The recognition by the Dalai Lama angered Chinese authorities, who three days later took the boy and his family into custody and then installed another boy, Gyaincain Norbu, as their own candidate in his place.
The whereabouts of the Dalai Lama’s choice of Panchen Lama, who turned 30 this year, remain unknown and he has not been seen in public since his disappearance.
The Panchen Lama installed by Beijing meanwhile remains unpopular with Tibetans both in exile and at home.
Last week, the U.S. envoy for religious freedom said he discussed the succession issue with the Dalai Lama during a visit to Dharamsala in October.

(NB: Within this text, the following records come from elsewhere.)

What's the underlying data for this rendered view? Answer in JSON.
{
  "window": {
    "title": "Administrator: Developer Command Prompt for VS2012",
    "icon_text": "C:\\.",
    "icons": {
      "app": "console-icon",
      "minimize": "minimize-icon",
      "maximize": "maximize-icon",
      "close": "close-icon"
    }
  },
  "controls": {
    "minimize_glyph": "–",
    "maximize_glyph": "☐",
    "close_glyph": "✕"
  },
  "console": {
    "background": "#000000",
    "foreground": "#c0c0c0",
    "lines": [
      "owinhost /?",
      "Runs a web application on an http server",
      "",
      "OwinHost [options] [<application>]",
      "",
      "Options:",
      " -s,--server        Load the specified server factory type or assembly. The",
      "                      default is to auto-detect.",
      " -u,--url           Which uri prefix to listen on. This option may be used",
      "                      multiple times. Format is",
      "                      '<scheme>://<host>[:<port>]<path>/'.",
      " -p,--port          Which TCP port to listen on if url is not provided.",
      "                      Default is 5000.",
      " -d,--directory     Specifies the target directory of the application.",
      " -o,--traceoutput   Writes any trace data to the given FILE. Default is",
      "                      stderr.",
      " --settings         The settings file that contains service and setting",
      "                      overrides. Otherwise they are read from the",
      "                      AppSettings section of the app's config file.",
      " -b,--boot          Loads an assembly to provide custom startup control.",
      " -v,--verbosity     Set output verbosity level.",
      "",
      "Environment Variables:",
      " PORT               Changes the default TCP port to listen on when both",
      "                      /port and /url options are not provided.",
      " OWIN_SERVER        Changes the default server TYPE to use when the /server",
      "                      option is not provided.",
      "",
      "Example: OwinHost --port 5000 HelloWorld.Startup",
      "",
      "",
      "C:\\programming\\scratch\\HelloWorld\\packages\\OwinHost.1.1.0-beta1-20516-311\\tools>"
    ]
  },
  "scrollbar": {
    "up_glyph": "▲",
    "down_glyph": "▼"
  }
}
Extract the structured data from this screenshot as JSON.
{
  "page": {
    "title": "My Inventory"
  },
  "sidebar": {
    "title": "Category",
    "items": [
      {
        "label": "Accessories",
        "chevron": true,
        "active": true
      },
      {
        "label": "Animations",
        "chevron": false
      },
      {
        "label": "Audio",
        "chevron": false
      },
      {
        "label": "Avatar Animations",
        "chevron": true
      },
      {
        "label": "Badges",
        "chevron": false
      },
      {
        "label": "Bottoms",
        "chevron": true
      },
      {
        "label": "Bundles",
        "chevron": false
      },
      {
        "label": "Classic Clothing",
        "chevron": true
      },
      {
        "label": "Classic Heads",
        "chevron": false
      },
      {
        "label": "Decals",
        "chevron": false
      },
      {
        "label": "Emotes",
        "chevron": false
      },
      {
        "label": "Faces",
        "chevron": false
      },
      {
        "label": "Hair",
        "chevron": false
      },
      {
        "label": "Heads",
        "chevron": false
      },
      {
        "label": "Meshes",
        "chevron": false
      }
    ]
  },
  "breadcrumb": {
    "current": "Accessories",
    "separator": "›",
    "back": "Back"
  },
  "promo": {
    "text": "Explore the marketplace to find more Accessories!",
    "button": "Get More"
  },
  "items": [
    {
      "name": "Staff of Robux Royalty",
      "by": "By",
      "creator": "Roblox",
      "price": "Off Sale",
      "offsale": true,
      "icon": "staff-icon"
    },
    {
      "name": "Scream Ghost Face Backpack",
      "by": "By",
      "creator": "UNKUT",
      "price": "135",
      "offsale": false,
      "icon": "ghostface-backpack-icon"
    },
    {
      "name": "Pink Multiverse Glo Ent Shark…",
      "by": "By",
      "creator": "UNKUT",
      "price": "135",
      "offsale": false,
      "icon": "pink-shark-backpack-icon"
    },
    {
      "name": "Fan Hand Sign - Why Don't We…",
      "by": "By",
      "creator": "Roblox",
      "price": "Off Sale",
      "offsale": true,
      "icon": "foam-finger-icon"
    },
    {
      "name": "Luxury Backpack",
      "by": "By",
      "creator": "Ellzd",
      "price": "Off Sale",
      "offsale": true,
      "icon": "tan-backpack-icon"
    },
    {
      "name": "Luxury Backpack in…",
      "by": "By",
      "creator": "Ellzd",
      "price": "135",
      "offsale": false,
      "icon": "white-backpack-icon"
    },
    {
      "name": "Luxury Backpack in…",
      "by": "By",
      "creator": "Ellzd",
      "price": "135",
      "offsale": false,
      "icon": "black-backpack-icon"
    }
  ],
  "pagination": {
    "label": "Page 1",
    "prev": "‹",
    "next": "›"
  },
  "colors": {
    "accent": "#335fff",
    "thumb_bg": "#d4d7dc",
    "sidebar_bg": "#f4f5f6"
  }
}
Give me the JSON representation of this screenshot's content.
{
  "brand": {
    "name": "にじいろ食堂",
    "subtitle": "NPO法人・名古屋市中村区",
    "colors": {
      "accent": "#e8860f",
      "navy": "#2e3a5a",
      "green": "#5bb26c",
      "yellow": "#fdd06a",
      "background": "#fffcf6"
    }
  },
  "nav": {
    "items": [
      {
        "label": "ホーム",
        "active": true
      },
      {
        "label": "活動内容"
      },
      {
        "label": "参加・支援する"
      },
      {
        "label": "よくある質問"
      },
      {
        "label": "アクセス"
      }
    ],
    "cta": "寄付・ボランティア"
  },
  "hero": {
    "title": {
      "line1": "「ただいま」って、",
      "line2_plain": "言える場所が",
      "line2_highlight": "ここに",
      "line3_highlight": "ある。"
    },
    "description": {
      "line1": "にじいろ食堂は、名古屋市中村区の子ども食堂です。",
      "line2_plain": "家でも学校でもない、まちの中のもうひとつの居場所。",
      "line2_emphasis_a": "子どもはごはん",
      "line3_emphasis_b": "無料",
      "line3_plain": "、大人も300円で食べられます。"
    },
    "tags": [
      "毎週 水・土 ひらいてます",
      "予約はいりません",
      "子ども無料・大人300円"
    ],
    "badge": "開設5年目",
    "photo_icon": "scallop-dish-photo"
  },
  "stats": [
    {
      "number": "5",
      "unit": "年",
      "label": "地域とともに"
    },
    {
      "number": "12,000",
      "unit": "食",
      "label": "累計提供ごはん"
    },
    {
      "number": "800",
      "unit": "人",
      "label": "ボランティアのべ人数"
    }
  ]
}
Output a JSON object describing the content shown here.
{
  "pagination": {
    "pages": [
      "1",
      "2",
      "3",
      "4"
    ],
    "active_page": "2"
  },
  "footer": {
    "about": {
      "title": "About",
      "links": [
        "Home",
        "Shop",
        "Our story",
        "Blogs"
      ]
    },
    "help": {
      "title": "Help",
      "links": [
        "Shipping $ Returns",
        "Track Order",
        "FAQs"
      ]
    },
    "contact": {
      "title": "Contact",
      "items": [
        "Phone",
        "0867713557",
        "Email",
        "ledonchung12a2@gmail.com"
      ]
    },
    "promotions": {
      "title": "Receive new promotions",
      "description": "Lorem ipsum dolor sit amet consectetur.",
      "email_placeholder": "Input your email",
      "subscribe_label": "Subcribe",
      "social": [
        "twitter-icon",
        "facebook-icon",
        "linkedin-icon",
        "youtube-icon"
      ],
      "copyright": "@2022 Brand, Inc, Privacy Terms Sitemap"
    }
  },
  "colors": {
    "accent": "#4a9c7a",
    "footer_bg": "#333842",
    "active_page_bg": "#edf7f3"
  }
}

“The big issue we discussed was the succession of the Dalai Lama. He’s healthy, and he was telling me he is going to live 15 or 20 more years, and he showed me his muscles. He also is an 84-year-old man, and so there’s just concern about the succession,” said Sam Brownback, the U.S. Ambassador-at-Large for International Religious Freedom.
“And particularly the concern is that the Chinese Communist Party is claiming a right to appoint, or have some role in this, and they don’t. They’re a government, they don’t have that right,” he told RFA’s Tibetan Service in an interview on Nov. 21.
“So we’re putting forward the U.S. government position, which is that the succession decision belongs to Tibetan Buddhists. It belongs to their religious process and not to the Chinese Communist Party,” said Brownback.
Reported by Lobsang Gelek for RFA’s Tibetan Service. Translated by the Tibetan Service. Written by Paul Eckert.